The northern city of Manchester, meanwhile, a key textiles and milling centre at the time of the industrial revolution, is at the heart of an Internet of Things project backed by the Department for Culture, Media and Sport, and hosts start-up events and business accelerators such as Entrepreneurial Spark, which has helped more than 150 entrepreneurs in the area.


The UK remains a safe place by world standards, and despite their political differences, citizens of all stripes are united in their adoration of the National Health Service – and in their complaints about British weather. If you missed Summer 2017 in the time it took to read this page, we apologise.


Looking ahead


There are opportunities, as consumers adjust to the changing reality in which they live, for brands to make meaningful connections. Brands can be not just present but also relevant, enriching people’s lives, even in small ways.


For brands that fail to get the balance right between volume and meaning, there is a very real danger of creating a consumer backlash. The latest Kantar TNS Connected Life study shows that Brits feel harassed by much of the online advertising they encounter, and they are blocking ads in huge numbers – the biggest rates we’ve seen in Europe.


Successful British brands are telling stories that resonate with people’s lives. Consumers are sophisticated and selective; they expect an increasingly complex relationship with the brands they make part of their lives.





Keeping calm and carrying on
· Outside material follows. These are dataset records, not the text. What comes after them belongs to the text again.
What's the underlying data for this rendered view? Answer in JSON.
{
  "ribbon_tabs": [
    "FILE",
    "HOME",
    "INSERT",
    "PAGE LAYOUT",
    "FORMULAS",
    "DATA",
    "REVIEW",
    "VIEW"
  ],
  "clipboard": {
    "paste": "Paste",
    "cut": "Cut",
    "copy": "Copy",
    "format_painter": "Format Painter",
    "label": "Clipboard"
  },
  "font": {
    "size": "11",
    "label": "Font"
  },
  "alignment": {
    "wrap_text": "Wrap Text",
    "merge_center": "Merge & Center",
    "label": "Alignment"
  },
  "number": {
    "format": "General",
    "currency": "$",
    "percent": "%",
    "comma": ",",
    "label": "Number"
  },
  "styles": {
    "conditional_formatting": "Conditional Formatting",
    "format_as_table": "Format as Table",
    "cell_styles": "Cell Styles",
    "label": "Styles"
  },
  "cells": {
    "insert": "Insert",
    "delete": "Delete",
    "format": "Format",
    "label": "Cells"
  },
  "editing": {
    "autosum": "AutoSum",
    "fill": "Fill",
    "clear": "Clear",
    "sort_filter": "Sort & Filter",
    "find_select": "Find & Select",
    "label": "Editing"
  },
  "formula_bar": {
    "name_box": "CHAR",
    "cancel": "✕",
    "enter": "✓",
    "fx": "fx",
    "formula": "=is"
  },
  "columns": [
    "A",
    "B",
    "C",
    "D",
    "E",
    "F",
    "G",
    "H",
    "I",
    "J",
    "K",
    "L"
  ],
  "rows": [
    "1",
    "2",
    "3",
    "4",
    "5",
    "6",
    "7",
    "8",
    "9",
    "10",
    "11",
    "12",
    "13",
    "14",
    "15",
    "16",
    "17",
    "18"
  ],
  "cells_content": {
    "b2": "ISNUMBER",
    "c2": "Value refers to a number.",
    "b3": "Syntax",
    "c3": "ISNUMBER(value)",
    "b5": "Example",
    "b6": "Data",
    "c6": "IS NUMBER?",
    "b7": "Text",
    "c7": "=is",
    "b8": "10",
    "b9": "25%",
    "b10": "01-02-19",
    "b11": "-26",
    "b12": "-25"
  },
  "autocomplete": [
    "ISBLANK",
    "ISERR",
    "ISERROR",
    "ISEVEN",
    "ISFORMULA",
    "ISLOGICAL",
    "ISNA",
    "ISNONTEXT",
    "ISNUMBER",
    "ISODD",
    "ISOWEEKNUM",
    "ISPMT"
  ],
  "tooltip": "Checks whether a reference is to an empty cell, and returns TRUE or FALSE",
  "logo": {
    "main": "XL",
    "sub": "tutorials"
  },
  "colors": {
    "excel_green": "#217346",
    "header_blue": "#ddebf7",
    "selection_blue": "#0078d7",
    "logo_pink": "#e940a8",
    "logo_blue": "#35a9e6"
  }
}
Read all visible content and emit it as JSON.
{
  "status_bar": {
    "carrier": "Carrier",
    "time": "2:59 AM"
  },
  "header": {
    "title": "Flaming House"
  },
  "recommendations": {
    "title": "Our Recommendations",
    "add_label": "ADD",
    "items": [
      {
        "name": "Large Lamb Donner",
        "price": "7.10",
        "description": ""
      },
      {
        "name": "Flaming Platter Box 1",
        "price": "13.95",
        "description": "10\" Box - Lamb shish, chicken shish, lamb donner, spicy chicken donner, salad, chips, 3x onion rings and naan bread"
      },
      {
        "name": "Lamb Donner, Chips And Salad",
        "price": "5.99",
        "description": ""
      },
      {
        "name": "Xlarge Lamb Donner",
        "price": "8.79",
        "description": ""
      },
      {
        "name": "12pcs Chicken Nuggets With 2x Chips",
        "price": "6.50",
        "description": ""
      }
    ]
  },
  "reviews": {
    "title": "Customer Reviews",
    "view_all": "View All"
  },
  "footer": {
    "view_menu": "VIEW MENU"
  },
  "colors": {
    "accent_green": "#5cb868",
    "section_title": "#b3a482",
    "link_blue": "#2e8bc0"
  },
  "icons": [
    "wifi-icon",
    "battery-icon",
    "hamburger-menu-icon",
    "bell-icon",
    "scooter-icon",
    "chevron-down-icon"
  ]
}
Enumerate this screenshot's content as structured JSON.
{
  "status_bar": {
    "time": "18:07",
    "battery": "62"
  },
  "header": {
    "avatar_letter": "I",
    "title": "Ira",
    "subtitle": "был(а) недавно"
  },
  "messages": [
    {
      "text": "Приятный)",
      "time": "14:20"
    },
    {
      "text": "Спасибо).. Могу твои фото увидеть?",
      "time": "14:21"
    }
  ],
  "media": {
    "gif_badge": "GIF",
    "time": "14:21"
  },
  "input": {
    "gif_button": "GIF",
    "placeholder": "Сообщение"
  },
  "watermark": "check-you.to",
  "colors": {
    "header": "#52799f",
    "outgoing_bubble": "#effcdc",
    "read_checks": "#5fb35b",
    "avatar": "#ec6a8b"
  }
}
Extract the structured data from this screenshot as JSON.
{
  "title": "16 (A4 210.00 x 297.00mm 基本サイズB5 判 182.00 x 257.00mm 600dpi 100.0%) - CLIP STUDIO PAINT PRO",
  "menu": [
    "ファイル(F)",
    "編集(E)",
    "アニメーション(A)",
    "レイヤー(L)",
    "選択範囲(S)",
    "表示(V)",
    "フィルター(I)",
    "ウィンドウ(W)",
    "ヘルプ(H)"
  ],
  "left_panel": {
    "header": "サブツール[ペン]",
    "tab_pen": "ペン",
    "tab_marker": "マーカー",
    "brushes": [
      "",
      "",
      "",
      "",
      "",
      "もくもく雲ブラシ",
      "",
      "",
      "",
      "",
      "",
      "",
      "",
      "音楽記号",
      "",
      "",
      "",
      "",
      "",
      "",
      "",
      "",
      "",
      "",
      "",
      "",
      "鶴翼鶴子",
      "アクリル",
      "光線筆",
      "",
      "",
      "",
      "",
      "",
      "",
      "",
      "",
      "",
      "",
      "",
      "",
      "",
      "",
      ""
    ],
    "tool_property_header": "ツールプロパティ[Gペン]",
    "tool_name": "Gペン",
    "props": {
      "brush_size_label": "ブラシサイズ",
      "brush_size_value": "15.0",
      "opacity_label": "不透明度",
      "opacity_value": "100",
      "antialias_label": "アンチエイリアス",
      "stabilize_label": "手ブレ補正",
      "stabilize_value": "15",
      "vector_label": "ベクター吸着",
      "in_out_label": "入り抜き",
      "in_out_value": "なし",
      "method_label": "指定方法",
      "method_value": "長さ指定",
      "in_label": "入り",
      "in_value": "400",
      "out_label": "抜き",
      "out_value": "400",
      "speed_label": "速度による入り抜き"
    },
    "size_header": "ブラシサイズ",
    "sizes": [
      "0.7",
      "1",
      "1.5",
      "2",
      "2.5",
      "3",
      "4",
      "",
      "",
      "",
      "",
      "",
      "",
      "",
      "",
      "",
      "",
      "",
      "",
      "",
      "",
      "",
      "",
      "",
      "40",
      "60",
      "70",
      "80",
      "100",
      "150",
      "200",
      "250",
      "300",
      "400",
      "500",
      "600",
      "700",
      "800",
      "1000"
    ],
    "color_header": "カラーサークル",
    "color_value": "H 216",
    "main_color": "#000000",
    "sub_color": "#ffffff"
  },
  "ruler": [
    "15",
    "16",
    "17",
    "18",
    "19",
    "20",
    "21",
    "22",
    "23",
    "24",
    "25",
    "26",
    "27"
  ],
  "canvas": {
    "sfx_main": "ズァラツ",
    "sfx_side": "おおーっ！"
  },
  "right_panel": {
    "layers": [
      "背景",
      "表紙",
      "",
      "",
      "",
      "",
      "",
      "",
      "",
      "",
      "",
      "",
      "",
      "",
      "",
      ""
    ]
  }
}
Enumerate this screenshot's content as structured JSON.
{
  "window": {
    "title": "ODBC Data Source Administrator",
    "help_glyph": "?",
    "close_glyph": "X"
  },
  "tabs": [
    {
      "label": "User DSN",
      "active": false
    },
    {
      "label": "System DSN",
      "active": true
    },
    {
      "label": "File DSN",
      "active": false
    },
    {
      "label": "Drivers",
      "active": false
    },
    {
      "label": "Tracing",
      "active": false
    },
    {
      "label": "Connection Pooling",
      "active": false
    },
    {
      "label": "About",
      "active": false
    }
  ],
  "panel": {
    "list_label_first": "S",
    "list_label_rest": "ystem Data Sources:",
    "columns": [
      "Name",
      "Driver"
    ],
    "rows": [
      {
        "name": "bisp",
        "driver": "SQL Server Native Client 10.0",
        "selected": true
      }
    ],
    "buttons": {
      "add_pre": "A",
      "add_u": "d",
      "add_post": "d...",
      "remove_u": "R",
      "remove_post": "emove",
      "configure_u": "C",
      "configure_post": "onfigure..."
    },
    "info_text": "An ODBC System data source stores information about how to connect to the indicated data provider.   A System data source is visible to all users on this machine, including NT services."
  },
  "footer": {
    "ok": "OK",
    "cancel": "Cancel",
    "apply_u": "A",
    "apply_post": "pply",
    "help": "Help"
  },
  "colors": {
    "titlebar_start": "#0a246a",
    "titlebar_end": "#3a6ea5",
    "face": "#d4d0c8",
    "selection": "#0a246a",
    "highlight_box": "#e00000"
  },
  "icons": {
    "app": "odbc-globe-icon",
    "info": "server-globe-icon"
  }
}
The wartime motto of positivity “Keep calm and carry on” has been widely used across the UK since the 2008-2009 downturn, and variations of it, both witty and otherwise, now feature on everything from bumper stickers to tea towels. The mantra may be somewhat tired, but the sentiment it reflects is real, and retains its relevance for the post-Brexit-vote era. The dairy drink Actimel has adopted the idea of the need to show resilience in these times of great change. In its “Stay Strong” campaign, it looks at a range of people – a teacher, a farmer and a roadworker – and shows how their positive resilience helps them laugh in the face of the daily challenges they encounter.